September 26, 2008
By Mariana Martínez
Originally from Jalisco, México, Rito Arellano had lived in East Los Angeles since 1968.
Married, father of three daughters, Arellano used to work as a superintendent for an apartment complex in Pomona and had recently been to night school to obtain his license as an air-conditioning repair technician. That was until just a week ago, immigration authorities went after him.
The agents knocked on his door late Wednsday evening, all dressed in black.
“They told me they where looking for a fugitive and asked me if they could come in. I just felt ashemaed the police was at my door and I told them they could come in”, remembered Arellano, “there where 4 or 6 armed men who came into my home and asked me to show them my identification, when they had my green card in their hands they told me “we came for you, we have an arrest warrant”, I never saw an arrest warrant or anything like that”.
They handcuffed him and assured his wife he was only going in for questioning, while in fact less than 24 hours latter he was on a bus to Tijuana, México.
Arellano is now in Tijuana, at the Elvira Refuge Shelter, the director is long time activist Micaela Saucedo, who doesn’t dismiss the fact this type of deportations are more common in the current election climate.
“They are intimidating people, taking them out of their homes, people like Rito with over 30 years of hard work for the US, someone who has payed taxes and raced good children”, she protests, “I think that because the elections are close, they use this tactic to make immigrants afraid to go ahead and file for citizenship, because they might loose it all for a minor incident that happened over 10 years ago”.
Arellano was in fact undocumented, but managed to get permanent resident status after the 1986 amnisty. He never went ahead and filed for citizenship, trusting he could do it when his greencard expired in 2012.
Gloria Saucedo, president of Hermandad Mexicana Transnacional, -a group looking into the case-, says this type of situations are common amongst immigrant communities, because people don’t know their rights, specially Hispanics, who are so slow at obtaining their citizenship.
“The moral of the story is, do not let minor incidents blow out of proportion, and don’t wait so long to become US citizens”, said Gloria Saucedo.
The L.A. Chapter for Hermandad Mexicana is now looking into the case to determine if Arellano´s rights where respected, because agents presented no warrant for his arrest and they didn’t take into account the fact that he is the sole breadwinner in his home, something that has stopped people from being deported in many other cases.

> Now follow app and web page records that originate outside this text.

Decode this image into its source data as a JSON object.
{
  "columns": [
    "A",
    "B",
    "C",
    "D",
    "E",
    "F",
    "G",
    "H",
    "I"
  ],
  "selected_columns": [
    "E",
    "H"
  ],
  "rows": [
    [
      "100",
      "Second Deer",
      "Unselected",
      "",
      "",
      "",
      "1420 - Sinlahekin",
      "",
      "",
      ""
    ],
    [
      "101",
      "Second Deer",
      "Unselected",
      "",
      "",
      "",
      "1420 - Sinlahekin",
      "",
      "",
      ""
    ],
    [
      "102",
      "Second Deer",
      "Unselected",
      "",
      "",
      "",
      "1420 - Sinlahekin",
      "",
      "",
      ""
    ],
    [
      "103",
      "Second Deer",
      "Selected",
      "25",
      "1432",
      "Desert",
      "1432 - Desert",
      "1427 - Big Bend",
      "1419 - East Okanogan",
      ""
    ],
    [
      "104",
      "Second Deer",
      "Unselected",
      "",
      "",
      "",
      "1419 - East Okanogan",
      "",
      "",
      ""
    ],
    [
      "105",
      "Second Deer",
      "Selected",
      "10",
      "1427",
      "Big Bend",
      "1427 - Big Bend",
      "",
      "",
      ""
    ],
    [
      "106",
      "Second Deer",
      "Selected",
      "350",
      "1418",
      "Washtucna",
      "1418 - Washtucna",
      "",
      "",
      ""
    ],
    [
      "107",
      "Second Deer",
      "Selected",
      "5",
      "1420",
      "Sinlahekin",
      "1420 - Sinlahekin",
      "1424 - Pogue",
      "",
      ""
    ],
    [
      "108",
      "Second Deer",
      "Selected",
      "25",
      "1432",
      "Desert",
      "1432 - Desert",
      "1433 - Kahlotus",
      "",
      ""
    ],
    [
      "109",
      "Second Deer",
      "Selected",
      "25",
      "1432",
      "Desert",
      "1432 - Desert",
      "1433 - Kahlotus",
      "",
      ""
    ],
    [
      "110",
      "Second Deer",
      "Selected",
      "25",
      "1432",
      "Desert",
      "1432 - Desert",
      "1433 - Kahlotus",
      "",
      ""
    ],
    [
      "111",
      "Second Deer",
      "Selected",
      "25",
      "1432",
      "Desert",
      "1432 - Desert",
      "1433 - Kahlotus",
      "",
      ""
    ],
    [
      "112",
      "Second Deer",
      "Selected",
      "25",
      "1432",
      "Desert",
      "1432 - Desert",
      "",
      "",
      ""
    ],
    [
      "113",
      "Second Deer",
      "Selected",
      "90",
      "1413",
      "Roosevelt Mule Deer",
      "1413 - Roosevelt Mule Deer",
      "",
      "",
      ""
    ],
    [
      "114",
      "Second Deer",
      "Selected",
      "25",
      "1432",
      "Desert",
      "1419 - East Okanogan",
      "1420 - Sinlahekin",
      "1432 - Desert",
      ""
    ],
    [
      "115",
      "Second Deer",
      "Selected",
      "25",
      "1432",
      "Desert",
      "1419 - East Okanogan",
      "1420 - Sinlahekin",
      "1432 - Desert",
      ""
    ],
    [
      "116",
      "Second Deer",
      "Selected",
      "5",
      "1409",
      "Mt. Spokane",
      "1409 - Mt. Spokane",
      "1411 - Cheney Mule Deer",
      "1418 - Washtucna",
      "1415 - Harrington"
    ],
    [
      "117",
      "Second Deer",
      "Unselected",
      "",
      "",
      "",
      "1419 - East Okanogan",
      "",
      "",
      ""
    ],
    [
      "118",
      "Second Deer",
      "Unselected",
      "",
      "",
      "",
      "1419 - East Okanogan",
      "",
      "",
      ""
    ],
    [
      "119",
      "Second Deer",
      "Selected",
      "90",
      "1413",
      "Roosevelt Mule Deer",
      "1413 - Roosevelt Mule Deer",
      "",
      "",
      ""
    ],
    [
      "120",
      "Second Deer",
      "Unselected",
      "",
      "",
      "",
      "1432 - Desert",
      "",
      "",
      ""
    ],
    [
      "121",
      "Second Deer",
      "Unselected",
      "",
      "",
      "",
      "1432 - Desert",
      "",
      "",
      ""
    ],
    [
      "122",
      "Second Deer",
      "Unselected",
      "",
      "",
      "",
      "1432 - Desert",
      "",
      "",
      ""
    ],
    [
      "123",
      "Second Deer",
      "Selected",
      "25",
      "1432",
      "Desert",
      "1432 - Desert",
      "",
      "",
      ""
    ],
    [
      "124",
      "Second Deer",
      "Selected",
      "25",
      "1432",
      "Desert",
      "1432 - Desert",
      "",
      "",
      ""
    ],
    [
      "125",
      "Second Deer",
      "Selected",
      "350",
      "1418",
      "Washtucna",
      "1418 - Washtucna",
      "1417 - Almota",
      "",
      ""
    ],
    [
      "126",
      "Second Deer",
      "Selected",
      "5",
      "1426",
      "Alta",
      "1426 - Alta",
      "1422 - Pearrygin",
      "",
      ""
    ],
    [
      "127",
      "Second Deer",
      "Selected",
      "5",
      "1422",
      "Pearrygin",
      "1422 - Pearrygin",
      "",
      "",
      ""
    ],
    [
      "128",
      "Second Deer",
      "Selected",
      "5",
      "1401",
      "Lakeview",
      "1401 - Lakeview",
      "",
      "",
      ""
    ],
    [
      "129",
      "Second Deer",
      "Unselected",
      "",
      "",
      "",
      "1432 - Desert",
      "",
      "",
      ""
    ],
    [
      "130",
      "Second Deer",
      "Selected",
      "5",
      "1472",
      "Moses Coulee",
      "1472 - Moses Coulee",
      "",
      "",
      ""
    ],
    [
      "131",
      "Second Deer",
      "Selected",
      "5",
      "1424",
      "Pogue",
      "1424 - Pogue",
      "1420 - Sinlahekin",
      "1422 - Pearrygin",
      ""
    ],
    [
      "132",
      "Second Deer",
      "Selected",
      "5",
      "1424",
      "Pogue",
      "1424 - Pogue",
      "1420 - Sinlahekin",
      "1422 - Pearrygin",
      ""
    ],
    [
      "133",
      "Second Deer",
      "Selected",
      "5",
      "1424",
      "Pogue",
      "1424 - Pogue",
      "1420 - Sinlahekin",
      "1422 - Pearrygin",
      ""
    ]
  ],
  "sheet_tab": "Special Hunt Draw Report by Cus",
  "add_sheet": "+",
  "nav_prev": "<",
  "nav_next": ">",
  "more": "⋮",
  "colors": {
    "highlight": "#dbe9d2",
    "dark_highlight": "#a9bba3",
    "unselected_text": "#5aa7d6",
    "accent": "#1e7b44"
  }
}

The problem that endend up in his arrest and deportation, started after a trip to Tijuana in 2001, right after the 9-11 attacks.
A long time friend invited Rito to go to Tijuana for the weekand, so they went down to Mexico along with his friends girlfriend.
“I didn’t ask their immigration status, I thought they where both legally in the US, otherwise, why would you leave?”, asks Arellano.
But on their way back, Arellano presented his paperwork but his friend lied about his citizenship and he found out the girl didn’t have a visa.
“They held me in jail for the weekend”, he remembers, “Monday morning they let me go, making me swear I was not going to press charges against them and to never do alien smuggling. They said “sign here, we are gonna send you home free” and an officer escorted me to San Ysidro”.
He remembers the officers told him to be aware if something was sent to him by mail, but he says it never did.
“I checked my mail every day for the next four years and nothing, nothing came. That’s the address I had for bills, checks, tax returns, coupons, bank accounts, how could I miss a letter from Immigration?” says Arellano with anger breaking his voice.
In 2004 he and his family moved from Woodier, California to Pomona and he considered the matter closed
He was so calm in fact he traveled to Guadalajara in 2007 for a niece´s wedding, when he came back he was held up in immigration but was allowed back into the country.
“If I was in fact a fugitive, why didn’t they stop me right there and then?” he asks, “I never hid or ran from the authorities, Im a decent man with over 30 years living in this country, trusting its laws, paying taxes and retirement fund, how could they do this to me?”.